|US5477707 *||Dec 8, 1994||Dec 26, 1995||Monarch Knitting Machinery Corp.||High speed sinker for circular knitting machines|
|US6346680 *||May 24, 2000||Feb 12, 2002||Toshiba Tec Kabushiki Kaisha||Weight and form sensing apparatus and a packaging machine using the same|
|US7152436 *||Jan 20, 2004||Dec 26, 2006||Pai Lung Machinery Mill Co., Ltd.||Circular knitting machine|
|US8371144 *||Sep 21, 2011||Feb 12, 2013||Pai Lung Machinery Mill Co., Ltd.||Loop forming and loosening mechanism and sinkers thereof for circular knitting machines|
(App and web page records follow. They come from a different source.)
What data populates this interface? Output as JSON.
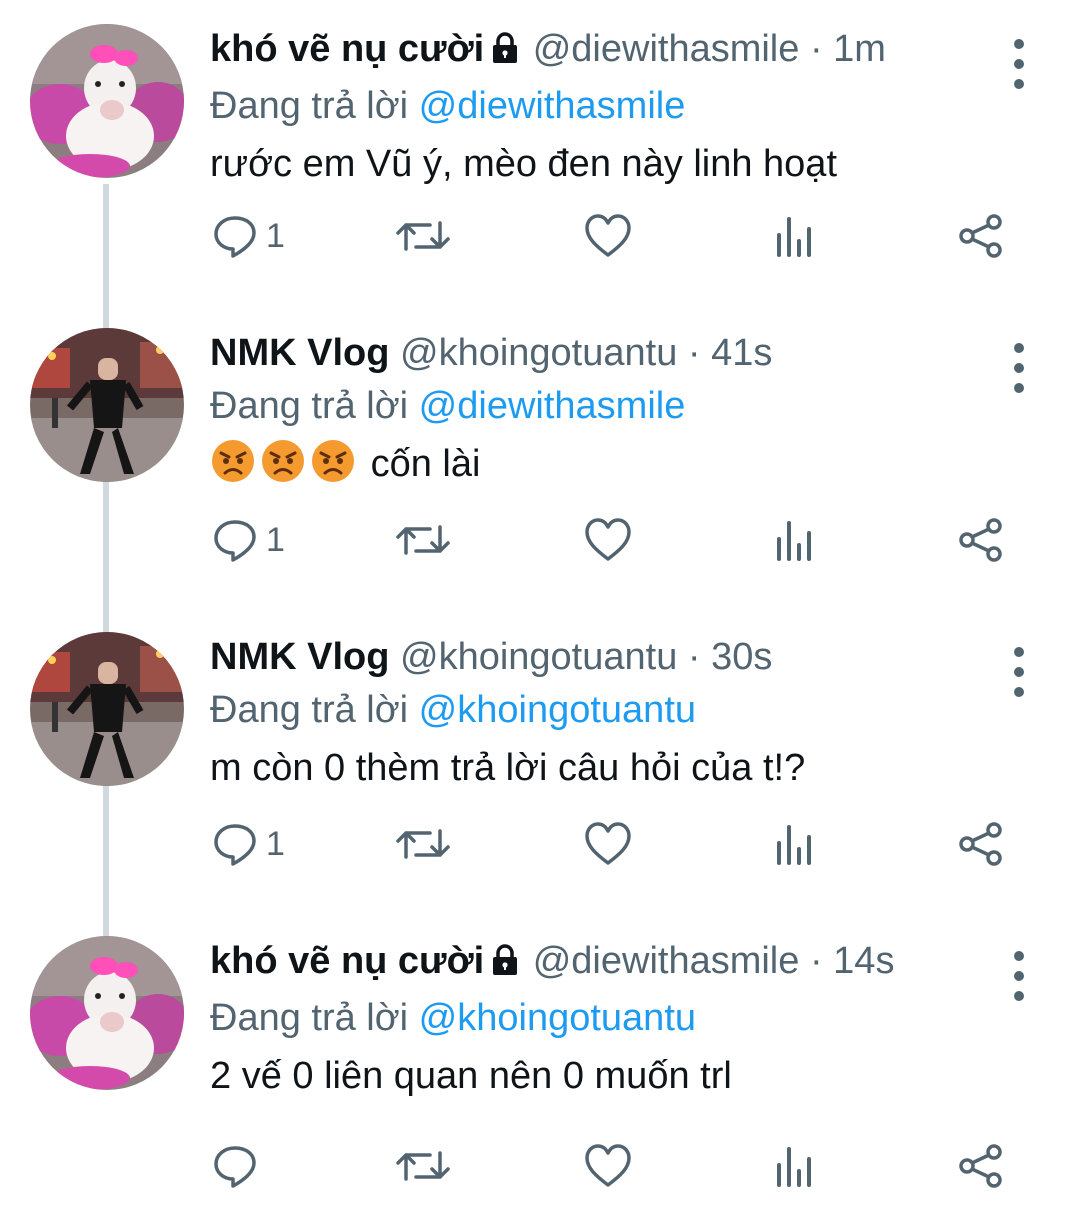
{
  "tweets": [
    {
      "display_name": "khó vẽ nụ cười",
      "locked": true,
      "handle": "@diewithasmile",
      "separator": "·",
      "time": "1m",
      "reply_prefix": "Đang trả lời",
      "reply_to": "@diewithasmile",
      "text": "rước em Vũ ý, mèo đen này linh hoạt",
      "reply_count": "1",
      "avatar": "dog-avatar"
    },
    {
      "display_name": "NMK Vlog",
      "locked": false,
      "handle": "@khoingotuantu",
      "separator": "·",
      "time": "41s",
      "reply_prefix": "Đang trả lời",
      "reply_to": "@diewithasmile",
      "text": "cốn lài",
      "emoji": [
        "angry-face-icon",
        "angry-face-icon",
        "angry-face-icon"
      ],
      "reply_count": "1",
      "avatar": "street-man-avatar"
    },
    {
      "display_name": "NMK Vlog",
      "locked": false,
      "handle": "@khoingotuantu",
      "separator": "·",
      "time": "30s",
      "reply_prefix": "Đang trả lời",
      "reply_to": "@khoingotuantu",
      "text": "m còn 0 thèm trả lời câu hỏi của t!?",
      "reply_count": "1",
      "avatar": "street-man-avatar"
    },
    {
      "display_name": "khó vẽ nụ cười",
      "locked": true,
      "handle": "@diewithasmile",
      "separator": "·",
      "time": "14s",
      "reply_prefix": "Đang trả lời",
      "reply_to": "@khoingotuantu",
      "text": "2 vế 0 liên quan nên 0 muốn trl",
      "reply_count": "",
      "avatar": "dog-avatar"
    }
  ],
  "colors": {
    "text": "#0f1419",
    "secondary": "#536471",
    "mention": "#1d9bf0",
    "thread_line": "#cfd9de"
  },
  "icons": [
    "reply-icon",
    "retweet-icon",
    "like-icon",
    "views-icon",
    "share-icon",
    "more-icon",
    "lock-icon"
  ]
}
|US20050155391 *||Jan 20, 2004||Jul 21, 2005||Ping-Shih Wang||Circular knitting machine|
|US20130205837 *||Feb 14, 2013||Aug 15, 2013||Okamoto Corporation||Knitting machine capable of changing pile length and manufacturing method of knitted fabric having different pile lengths|
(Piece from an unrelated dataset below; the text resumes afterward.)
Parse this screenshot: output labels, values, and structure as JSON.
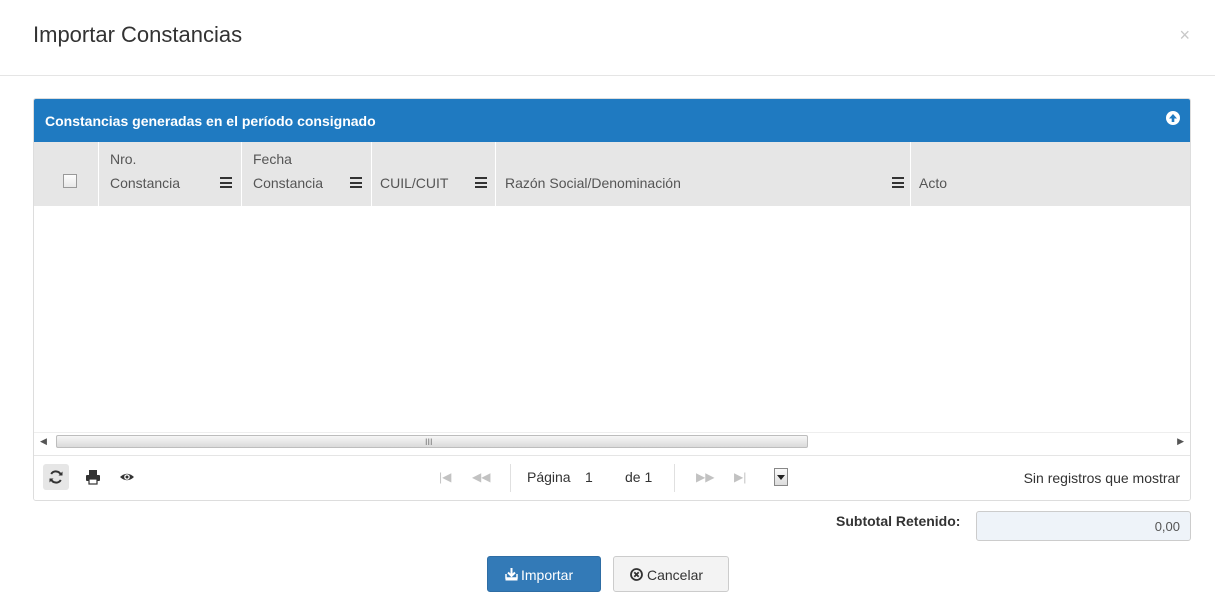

|US20160265148 *||Mar 11, 2015||Sep 15, 2016||Pai Lung Machinery Mill Co., Ltd.||Method for knitting interchanged plating on single face of technical face for flat bed knitting machines|
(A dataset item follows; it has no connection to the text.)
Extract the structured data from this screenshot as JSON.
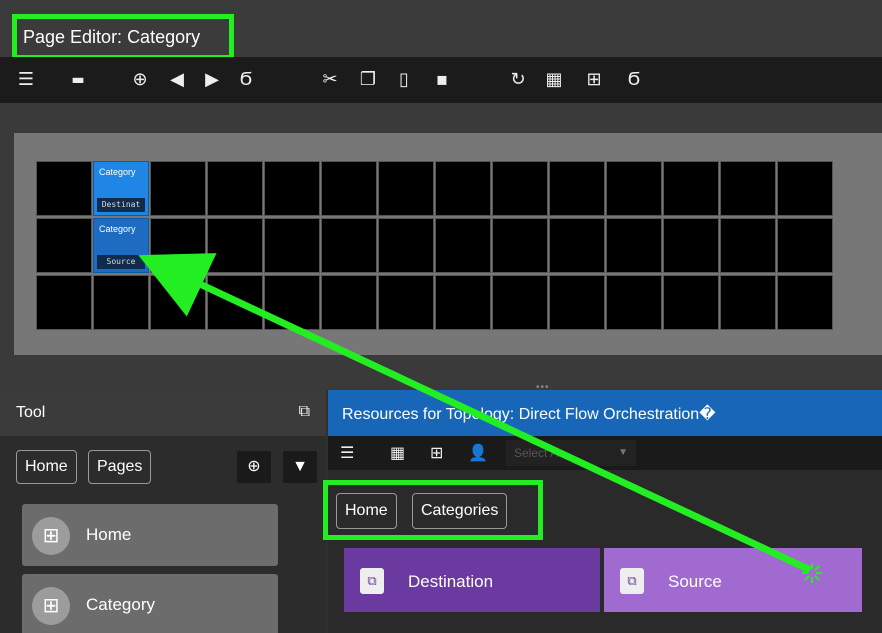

|CN1876923B||Jun 1, 2006||Jun 27, 2012||株式会社福原精机制作所||Sinker for loop knitting and its triangle and round knitting frame containing same|
|EP0716173A1 *||Nov 21, 1995||Jun 12, 1996||Monarch Knitting Machinery Corporation||High speed sinker for circular knitting machines|
|EP1559819A1 *||Jan 22, 2004||Aug 3, 2005||Pai Lung Machinery Mill Co. Ltd.||Sinker of circular knitting machines for pile fabrics|
|U.S. Classification||66/93, 66/107|
|International Classification||D04B15/06, D04B9/12|
|Cooperative Classification||D04B15/06, D04B9/12|
|European Classification||D04B15/06, D04B9/12|
|Jan 12, 1990||AS||Assignment|
Owner name: PRECISION FUKUHARA WORDS, LTD., JAPAN
Free format text: ASSIGNMENT OF ASSIGNORS INTEREST.;ASSIGNORS:KAWASE, SHINJI;YORISUE, SHYOZO;REEL/FRAME:005218/0333
Effective date: 19891226
|Sep 6, 1994||FPAY||Fee payment|
Year of fee payment: 4
|Oct 19, 1998||FPAY||Fee payment|
Year of fee payment: 8
|Nov 13, 2002||REMI||Maintenance fee reminder mailed|
|Apr 30, 2003||LAPS||Lapse for failure to pay maintenance fees|
|Jun 24, 2003||FP||Expired due to failure to pay maintenance fee|
Effective date: 20030430